● **What needs to be done**: Using the listing below, copy every line that mentions "offset".

● **Dataset extract**:
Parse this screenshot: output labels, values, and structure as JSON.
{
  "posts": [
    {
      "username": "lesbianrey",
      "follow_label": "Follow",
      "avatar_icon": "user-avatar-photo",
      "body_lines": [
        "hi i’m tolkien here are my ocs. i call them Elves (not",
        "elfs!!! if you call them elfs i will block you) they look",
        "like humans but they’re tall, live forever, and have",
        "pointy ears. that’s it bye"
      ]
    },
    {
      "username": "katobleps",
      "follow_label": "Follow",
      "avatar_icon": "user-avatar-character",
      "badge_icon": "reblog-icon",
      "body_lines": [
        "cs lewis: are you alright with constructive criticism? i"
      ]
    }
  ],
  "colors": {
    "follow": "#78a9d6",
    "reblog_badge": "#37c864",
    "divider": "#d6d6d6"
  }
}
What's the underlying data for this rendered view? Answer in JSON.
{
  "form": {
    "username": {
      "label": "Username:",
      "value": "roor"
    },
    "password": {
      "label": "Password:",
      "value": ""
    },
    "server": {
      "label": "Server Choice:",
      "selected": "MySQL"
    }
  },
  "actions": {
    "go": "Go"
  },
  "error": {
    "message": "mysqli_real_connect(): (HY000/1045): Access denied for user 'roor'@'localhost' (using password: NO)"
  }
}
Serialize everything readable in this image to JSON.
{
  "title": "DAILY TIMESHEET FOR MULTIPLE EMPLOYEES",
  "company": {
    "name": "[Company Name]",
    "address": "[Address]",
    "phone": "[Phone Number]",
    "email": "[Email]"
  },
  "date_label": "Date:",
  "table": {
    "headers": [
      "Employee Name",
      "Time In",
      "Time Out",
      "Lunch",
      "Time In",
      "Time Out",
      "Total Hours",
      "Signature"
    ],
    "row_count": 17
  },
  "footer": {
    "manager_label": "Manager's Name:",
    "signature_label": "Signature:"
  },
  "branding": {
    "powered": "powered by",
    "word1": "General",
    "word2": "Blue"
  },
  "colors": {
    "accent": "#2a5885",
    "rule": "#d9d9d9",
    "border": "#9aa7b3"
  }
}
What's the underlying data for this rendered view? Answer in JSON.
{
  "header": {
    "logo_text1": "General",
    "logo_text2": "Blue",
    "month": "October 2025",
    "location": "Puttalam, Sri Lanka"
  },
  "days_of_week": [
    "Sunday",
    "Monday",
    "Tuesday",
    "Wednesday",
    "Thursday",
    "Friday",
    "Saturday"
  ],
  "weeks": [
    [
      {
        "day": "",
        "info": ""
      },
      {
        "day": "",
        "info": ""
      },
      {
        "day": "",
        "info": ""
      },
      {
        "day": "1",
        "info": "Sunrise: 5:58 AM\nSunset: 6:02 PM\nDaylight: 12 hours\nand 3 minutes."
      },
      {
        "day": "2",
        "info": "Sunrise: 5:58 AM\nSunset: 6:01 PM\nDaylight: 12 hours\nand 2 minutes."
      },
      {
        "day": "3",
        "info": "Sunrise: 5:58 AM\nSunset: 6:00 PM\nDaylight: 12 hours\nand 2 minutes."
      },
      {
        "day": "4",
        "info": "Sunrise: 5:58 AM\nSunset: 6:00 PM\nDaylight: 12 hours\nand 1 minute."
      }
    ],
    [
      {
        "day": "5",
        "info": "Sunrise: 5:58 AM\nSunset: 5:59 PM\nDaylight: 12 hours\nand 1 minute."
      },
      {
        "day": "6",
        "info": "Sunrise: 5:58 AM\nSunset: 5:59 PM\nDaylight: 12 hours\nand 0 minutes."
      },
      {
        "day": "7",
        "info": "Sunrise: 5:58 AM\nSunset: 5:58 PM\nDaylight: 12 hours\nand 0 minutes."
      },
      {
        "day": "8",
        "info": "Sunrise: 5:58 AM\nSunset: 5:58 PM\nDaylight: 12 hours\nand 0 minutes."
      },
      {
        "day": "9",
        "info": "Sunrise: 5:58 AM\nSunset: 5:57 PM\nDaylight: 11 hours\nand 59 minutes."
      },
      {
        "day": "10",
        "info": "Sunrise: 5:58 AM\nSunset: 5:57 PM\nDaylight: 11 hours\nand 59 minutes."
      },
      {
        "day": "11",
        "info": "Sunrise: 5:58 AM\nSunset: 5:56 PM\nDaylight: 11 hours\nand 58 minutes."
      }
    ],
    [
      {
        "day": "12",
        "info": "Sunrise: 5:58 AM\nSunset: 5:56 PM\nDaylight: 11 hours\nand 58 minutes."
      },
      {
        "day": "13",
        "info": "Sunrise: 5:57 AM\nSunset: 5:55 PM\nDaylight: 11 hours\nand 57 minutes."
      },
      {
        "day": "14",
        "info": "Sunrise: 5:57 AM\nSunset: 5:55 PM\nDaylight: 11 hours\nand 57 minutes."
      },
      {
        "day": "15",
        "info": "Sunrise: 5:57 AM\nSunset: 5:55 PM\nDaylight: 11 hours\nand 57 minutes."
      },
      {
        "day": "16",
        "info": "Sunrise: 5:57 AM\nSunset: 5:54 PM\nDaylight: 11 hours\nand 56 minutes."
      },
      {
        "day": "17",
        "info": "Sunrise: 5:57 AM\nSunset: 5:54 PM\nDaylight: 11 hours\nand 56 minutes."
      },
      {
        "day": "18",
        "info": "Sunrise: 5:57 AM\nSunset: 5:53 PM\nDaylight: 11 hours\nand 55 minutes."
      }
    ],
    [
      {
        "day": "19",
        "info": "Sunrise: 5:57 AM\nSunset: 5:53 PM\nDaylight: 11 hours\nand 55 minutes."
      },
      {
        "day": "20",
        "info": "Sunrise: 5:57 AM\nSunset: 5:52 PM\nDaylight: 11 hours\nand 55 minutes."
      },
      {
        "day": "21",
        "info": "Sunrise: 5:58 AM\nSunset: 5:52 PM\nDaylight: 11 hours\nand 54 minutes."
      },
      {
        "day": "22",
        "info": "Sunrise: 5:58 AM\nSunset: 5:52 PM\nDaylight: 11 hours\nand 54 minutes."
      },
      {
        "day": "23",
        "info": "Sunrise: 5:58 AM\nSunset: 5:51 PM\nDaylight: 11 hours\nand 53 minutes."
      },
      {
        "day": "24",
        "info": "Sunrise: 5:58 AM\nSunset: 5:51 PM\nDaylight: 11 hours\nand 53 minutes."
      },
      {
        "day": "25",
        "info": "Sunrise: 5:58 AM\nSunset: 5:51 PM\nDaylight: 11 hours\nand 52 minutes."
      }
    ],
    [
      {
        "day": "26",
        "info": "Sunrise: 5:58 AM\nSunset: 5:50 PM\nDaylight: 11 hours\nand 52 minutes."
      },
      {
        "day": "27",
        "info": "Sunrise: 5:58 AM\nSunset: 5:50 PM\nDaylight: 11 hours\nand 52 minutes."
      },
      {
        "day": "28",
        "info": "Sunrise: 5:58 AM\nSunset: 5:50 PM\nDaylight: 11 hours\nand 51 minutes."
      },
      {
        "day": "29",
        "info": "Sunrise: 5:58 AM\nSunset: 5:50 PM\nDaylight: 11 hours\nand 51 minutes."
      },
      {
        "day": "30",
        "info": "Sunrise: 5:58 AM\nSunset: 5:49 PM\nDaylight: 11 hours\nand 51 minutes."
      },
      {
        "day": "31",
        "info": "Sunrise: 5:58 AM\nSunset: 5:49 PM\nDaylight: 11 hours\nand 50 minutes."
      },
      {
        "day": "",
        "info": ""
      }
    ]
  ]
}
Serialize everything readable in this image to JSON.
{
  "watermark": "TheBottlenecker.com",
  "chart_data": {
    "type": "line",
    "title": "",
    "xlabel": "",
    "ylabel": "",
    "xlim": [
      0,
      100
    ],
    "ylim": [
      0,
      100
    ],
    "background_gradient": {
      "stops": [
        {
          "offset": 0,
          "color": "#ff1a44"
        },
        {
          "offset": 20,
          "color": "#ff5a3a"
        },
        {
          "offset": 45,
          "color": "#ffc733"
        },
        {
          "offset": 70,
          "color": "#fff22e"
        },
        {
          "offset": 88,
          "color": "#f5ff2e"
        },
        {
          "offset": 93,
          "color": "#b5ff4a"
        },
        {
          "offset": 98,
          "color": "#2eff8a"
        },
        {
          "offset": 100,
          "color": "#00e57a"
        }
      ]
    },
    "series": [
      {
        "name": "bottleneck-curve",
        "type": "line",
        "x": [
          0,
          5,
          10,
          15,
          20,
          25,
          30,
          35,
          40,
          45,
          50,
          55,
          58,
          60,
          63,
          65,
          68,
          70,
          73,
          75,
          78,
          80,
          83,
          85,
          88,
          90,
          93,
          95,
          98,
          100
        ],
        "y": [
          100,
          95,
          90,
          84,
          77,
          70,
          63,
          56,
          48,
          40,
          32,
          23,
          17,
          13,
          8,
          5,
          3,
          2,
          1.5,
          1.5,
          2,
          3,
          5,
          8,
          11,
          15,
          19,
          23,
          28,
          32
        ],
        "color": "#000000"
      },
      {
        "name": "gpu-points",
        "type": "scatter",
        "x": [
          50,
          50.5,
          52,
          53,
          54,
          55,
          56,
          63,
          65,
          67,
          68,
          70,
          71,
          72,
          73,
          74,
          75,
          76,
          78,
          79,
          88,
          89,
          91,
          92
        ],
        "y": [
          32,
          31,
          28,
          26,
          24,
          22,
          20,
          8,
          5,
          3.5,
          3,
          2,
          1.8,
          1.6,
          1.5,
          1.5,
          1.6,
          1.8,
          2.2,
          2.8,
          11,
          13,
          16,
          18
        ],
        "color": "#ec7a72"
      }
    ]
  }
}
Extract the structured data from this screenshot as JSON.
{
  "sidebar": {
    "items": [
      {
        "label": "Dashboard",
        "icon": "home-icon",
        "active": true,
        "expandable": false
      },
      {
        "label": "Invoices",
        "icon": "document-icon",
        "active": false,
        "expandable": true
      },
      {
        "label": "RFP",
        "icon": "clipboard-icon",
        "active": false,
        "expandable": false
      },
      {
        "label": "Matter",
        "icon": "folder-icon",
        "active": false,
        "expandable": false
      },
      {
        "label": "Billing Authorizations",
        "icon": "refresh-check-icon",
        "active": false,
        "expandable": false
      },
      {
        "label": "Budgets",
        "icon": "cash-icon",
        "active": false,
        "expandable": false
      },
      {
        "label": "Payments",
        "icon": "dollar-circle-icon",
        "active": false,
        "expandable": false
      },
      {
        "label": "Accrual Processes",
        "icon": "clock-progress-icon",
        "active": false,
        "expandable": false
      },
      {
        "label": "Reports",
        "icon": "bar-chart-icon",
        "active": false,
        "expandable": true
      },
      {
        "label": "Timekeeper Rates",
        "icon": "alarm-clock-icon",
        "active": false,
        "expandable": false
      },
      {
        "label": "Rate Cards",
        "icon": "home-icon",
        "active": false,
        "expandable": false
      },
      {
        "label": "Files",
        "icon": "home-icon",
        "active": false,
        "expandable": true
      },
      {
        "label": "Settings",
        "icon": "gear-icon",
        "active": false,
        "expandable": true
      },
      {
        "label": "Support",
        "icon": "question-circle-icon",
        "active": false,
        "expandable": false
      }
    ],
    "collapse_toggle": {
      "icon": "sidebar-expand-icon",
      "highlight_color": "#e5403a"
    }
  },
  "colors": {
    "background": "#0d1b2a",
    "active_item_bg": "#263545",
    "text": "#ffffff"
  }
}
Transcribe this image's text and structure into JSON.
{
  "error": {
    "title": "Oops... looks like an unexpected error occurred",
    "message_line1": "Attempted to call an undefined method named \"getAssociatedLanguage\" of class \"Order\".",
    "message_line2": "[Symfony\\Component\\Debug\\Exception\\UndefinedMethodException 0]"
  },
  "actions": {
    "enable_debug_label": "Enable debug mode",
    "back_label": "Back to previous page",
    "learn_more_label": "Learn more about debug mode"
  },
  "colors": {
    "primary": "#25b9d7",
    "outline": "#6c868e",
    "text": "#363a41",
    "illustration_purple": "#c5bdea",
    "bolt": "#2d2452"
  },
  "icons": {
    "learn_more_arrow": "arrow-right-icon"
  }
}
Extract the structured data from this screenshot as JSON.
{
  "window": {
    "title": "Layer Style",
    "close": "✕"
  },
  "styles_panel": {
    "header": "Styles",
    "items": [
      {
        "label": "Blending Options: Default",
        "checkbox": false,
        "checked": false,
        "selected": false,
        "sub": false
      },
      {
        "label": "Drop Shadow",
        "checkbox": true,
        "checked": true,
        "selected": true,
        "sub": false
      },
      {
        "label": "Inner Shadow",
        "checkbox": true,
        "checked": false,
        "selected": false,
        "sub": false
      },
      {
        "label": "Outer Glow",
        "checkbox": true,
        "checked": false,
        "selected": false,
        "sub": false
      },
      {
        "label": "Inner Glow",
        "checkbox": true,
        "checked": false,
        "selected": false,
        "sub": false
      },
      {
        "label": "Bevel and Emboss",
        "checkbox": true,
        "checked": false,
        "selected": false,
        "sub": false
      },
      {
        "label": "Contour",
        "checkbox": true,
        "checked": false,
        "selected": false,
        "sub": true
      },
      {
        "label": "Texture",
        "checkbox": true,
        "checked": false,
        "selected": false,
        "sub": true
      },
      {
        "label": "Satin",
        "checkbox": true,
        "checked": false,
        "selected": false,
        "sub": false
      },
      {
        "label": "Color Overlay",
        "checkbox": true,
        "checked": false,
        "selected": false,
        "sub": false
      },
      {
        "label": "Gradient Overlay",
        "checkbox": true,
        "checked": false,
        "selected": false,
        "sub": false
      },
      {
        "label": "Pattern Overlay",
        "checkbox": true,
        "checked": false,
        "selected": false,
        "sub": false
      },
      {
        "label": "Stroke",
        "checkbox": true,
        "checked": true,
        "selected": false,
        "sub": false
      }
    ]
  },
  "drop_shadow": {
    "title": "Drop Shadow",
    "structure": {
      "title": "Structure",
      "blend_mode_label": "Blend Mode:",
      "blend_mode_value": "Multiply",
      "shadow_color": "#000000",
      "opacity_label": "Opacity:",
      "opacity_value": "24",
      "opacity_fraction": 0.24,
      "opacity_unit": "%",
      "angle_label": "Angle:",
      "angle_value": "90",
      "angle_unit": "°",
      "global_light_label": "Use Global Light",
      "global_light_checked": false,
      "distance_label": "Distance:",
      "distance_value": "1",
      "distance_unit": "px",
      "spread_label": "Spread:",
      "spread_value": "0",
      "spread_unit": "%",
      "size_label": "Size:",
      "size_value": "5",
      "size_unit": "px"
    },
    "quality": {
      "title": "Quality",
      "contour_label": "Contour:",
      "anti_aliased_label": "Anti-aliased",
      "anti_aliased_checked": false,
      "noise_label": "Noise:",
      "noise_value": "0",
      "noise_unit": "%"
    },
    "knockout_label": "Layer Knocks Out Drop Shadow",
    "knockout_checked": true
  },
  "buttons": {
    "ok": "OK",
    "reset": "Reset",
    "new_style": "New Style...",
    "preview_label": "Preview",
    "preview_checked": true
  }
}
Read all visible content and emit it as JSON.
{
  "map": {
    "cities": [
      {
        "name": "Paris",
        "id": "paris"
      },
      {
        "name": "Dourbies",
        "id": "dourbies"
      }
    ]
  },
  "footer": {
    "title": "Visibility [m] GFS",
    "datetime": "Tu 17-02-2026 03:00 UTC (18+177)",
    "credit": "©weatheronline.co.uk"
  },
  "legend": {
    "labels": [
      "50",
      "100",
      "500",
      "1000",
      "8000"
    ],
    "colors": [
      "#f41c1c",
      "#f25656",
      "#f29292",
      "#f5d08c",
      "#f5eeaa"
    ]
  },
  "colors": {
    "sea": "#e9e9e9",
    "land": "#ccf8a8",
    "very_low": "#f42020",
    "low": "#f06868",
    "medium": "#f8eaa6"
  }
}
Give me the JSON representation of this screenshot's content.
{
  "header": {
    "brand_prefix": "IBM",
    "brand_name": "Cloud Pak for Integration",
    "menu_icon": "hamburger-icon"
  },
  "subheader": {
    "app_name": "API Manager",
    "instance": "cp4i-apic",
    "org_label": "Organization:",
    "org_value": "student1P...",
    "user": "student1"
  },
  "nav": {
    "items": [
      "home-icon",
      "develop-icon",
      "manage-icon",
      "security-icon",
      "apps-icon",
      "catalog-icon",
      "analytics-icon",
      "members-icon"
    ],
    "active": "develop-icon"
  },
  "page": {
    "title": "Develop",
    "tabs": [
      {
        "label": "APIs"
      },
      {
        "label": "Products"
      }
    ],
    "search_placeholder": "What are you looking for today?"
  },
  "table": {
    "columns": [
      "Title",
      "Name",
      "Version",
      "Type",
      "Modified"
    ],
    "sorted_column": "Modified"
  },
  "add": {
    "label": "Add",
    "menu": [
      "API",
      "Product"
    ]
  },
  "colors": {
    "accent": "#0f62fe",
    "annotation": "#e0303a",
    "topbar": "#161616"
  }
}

● **Response area**:
          "offset": 0,
          "offset": 20,
          "offset": 45,
          "offset": 70,
          "offset": 88,
          "offset": 93,
          "offset": 98,
          "offset": 100,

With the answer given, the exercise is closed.